## Entries provided
■ ■ ■ ■ ■ ■ ■

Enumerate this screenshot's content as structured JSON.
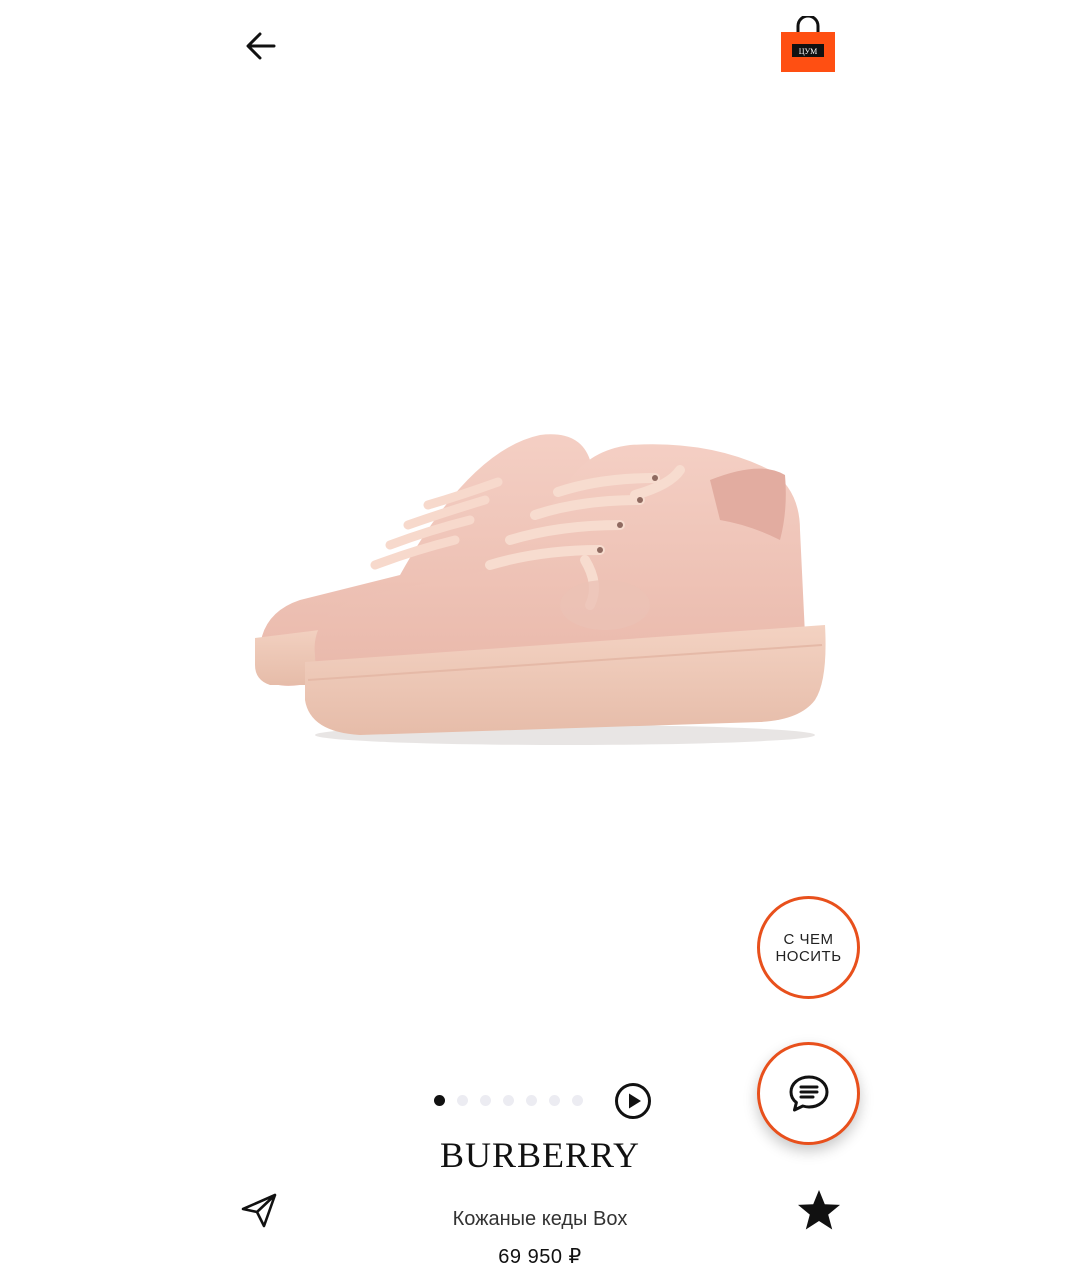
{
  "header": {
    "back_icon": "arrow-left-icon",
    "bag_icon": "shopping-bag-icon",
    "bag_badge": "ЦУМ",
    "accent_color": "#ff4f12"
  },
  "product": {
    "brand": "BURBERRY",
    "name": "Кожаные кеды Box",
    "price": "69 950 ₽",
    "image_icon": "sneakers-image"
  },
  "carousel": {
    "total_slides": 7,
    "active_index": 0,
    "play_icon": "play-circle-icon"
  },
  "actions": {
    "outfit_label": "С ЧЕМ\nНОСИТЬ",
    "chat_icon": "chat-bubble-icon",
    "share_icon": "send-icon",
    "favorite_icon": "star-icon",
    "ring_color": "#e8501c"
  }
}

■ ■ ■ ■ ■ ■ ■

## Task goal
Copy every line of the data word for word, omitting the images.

## Written response
Enumerate this screenshot's content as structured JSON.
{
  "header": {
    "back_icon": "arrow-left-icon",
    "bag_icon": "shopping-bag-icon",
    "bag_badge": "ЦУМ",
    "accent_color": "#ff4f12"
  },
  "product": {
    "brand": "BURBERRY",
    "name": "Кожаные кеды Box",
    "price": "69 950 ₽",
    "image_icon": "sneakers-image"
  },
  "carousel": {
    "total_slides": 7,
    "active_index": 0,
    "play_icon": "play-circle-icon"
  },
  "actions": {
    "outfit_label": "С ЧЕМ\nНОСИТЬ",
    "chat_icon": "chat-bubble-icon",
    "share_icon": "send-icon",
    "favorite_icon": "star-icon",
    "ring_color": "#e8501c"
  }
}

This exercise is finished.